The Lenovo G500s is quite a plain-looking thing, with black plastic making up the entirety of the chassis; though there's a not-unattractive faux-brushed metal finish to the keyboard surround.
There are very few buttons or flashing lights to complicate matters: all you get is a power button and Lenovo's trademark Onekey Recovery button. Its all-round ambiguity might deter some, while others might be attracted to this - such as those using it for business duties.
It's not the best option for commuting duties, though. Sure, it's certainly slim enough and the full keyboard with number pad make it great for attacking spreadsheets and the like when needed, but its weight of 2.5kg is a little heavy for lugging it around with you all day. Ideally, this would do light bag duties and then sit at home or in an office the rest of the time.

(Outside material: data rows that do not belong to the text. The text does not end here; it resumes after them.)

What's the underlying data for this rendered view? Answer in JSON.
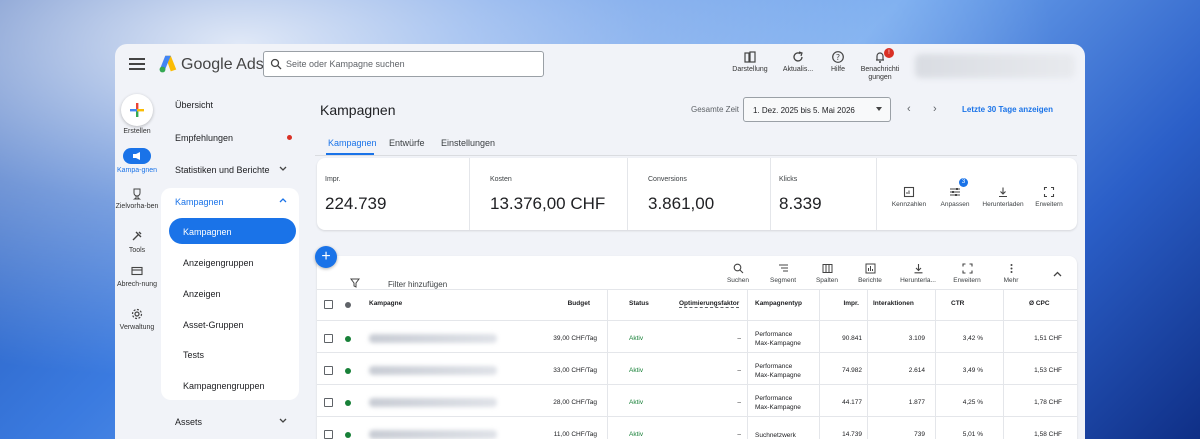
{
  "header": {
    "brand": "Google Ads",
    "search_placeholder": "Seite oder Kampagne suchen",
    "tools": [
      {
        "label": "Darstellung",
        "icon": "appearance-icon"
      },
      {
        "label": "Aktualis...",
        "icon": "refresh-icon"
      },
      {
        "label": "Hilfe",
        "icon": "help-icon"
      },
      {
        "label": "Benachrichti gungen",
        "icon": "bell-icon",
        "badge": "!"
      }
    ]
  },
  "rail": {
    "create_label": "Erstellen",
    "items": [
      {
        "label": "Kampa-gnen",
        "icon": "megaphone-icon"
      },
      {
        "label": "Zielvorha-ben",
        "icon": "trophy-icon"
      },
      {
        "label": "Tools",
        "icon": "tools-icon"
      },
      {
        "label": "Abrech-nung",
        "icon": "billing-icon"
      },
      {
        "label": "Verwaltung",
        "icon": "gear-icon"
      }
    ]
  },
  "nav": {
    "overview": "Übersicht",
    "recommendations": "Empfehlungen",
    "stats": "Statistiken und Berichte",
    "campaigns_group": "Kampagnen",
    "sub_items": [
      "Kampagnen",
      "Anzeigengruppen",
      "Anzeigen",
      "Asset-Gruppen",
      "Tests",
      "Kampagnengruppen"
    ],
    "assets": "Assets"
  },
  "main": {
    "title": "Kampagnen",
    "date_label": "Gesamte Zeit",
    "date_range": "1. Dez. 2025 bis 5. Mai 2026",
    "last30": "Letzte 30 Tage anzeigen",
    "tabs": [
      "Kampagnen",
      "Entwürfe",
      "Einstellungen"
    ]
  },
  "metrics": [
    {
      "label": "Impr.",
      "value": "224.739"
    },
    {
      "label": "Kosten",
      "value": "13.376,00 CHF"
    },
    {
      "label": "Conversions",
      "value": "3.861,00"
    },
    {
      "label": "Klicks",
      "value": "8.339"
    }
  ],
  "metric_tools": [
    {
      "label": "Kennzahlen",
      "icon": "add-chart-icon"
    },
    {
      "label": "Anpassen",
      "icon": "tune-icon",
      "badge": "3"
    },
    {
      "label": "Herunterladen",
      "icon": "download-icon"
    },
    {
      "label": "Erweitern",
      "icon": "expand-icon"
    }
  ],
  "table": {
    "filter_text": "Filter hinzufügen",
    "tools": [
      {
        "label": "Suchen",
        "icon": "search-icon"
      },
      {
        "label": "Segment",
        "icon": "segment-icon"
      },
      {
        "label": "Spalten",
        "icon": "columns-icon"
      },
      {
        "label": "Berichte",
        "icon": "reports-icon"
      },
      {
        "label": "Herunterla...",
        "icon": "download-icon"
      },
      {
        "label": "Erweitern",
        "icon": "expand-icon"
      },
      {
        "label": "Mehr",
        "icon": "more-icon"
      }
    ],
    "headers": [
      "Kampagne",
      "Budget",
      "Status",
      "Optimierungsfaktor",
      "Kampagnentyp",
      "Impr.",
      "Interaktionen",
      "CTR",
      "Ø CPC"
    ],
    "rows": [
      {
        "budget": "39,00 CHF/Tag",
        "status": "Aktiv",
        "opt": "–",
        "type1": "Performance",
        "type2": "Max-Kampagne",
        "impr": "90.841",
        "inter": "3.109",
        "ctr": "3,42 %",
        "cpc": "1,51 CHF"
      },
      {
        "budget": "33,00 CHF/Tag",
        "status": "Aktiv",
        "opt": "–",
        "type1": "Performance",
        "type2": "Max-Kampagne",
        "impr": "74.982",
        "inter": "2.614",
        "ctr": "3,49 %",
        "cpc": "1,53 CHF"
      },
      {
        "budget": "28,00 CHF/Tag",
        "status": "Aktiv",
        "opt": "–",
        "type1": "Performance",
        "type2": "Max-Kampagne",
        "impr": "44.177",
        "inter": "1.877",
        "ctr": "4,25 %",
        "cpc": "1,78 CHF"
      },
      {
        "budget": "11,00 CHF/Tag",
        "status": "Aktiv",
        "opt": "–",
        "type1": "Suchnetzwerk",
        "type2": "",
        "impr": "14.739",
        "inter": "739",
        "ctr": "5,01 %",
        "cpc": "1,58 CHF"
      }
    ]
  },
  "colors": {
    "accent": "#1a73e8",
    "active_green": "#188038",
    "alert_red": "#d93025"
  }
}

So, the G500s could easily do double time as both a work and play laptop, but there's one slight disadvantage which might be enough to put you off - the keyboard is probably its weakest aspect. It feels very cheap, with very little in the way of feedback.
You'll really need to hammer away at the keys to make sure each and every one registers. If not, you will find that writing a sentence will result in you having to back track to correct a mistake. That might not be the end of the world for some of you - especially those with a more heavy-handed approach - but we found it quite distracting.
Though there's no touchscreen to take advantage of those big tiles in the Modern UI in Windows 8 - a shame, but not unexpected at this level - the trackpad does support the full repertoire of Windows 8 gestures. So, you can swipe from the right of the pad to activate the Charms bar, and more. It works well enough, so that's some consolation.
As we've mentioned already, the G500s doesn't have a showy spec list, as it's been built with a budget in mind, though having said this we were surprised to see an Intel processor as opposed to the AMD stuff we tend to see in low-priced laptops these days.
The 2.4GHz Intel Pentium 2020M isn't a Core processor, obviously, though it does still tick over at a pleasant speed, lagging just behind what you would expect from an equivalent Core i3 due to a lack of hyperthreading: a feature in Intel processors that essentially allows it to carry out more tasks at once.
Lenovo appears to have made up for this shortcoming by giving the G500s 8GB of RAM, which, for an entry-level laptop, seems rather generous and allows for greater multi-tasking without slow down. There's also a 1TB hard drive, which is rather plentiful if you have a lot of files to store.
If you decide that the G500s isn't quite up to standard on the specification front, you can opt to upgrade various components, such as replacing the Pentium with a Core i5 processor, or upgrading the graphics to a meatier NvidiaGeForce GT720M.
Bizarrely, you can even add a Blu-ray drive. Since the screen only supports up to 1366 x 768 pixels, this seems like a little bit of a waste, and trick components like these will inevitably bump up the price, taking it out of bargain territory.
The 15.6-inch display is good, if a little unexciting. Viewing angles aren't particularly generous, which might prove to be a little bit of an issue when you're in a cramped working situation, such as a train.
As pleased as we were with the decent level of hardware on board, we also liked the standard of connectivity on offer, with a respectable two USB 3.0 ports for faster file transfer, as well as an 802.11n Wi-Fi card built in, a DVD writer, HDMI, Ethernet and Bluetooth 4.0. Basically, everything you could possibly need.
The only thing you don't need is bloatware, but unsurprisingly there's quite a bit of it on the G500, the worst offender being the constant warnings from the antivirus that had been bundled with the package.